Dataset entries:
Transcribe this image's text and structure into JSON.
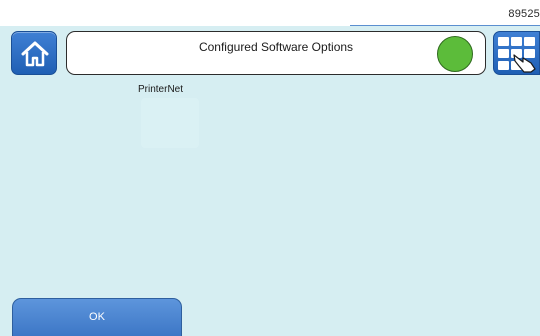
{
  "header": {
    "device_id": "89525",
    "title": "Configured Software Options"
  },
  "status": {
    "indicator_color": "#5cbc3a",
    "state": "green"
  },
  "options": [
    {
      "label": "PrinterNet"
    }
  ],
  "footer": {
    "ok_label": "OK"
  },
  "colors": {
    "background": "#d6eef2",
    "button_blue": "#2f6fc4",
    "title_bg": "#ffffff"
  },
  "icons": {
    "home": "home-icon",
    "menu": "grid-menu-icon"
  }
}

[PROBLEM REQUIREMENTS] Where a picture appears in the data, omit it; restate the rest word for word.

[EXERCISE RESULT]
Transcribe this image's text and structure into JSON.
{
  "header": {
    "device_id": "89525",
    "title": "Configured Software Options"
  },
  "status": {
    "indicator_color": "#5cbc3a",
    "state": "green"
  },
  "options": [
    {
      "label": "PrinterNet"
    }
  ],
  "footer": {
    "ok_label": "OK"
  },
  "colors": {
    "background": "#d6eef2",
    "button_blue": "#2f6fc4",
    "title_bg": "#ffffff"
  },
  "icons": {
    "home": "home-icon",
    "menu": "grid-menu-icon"
  }
}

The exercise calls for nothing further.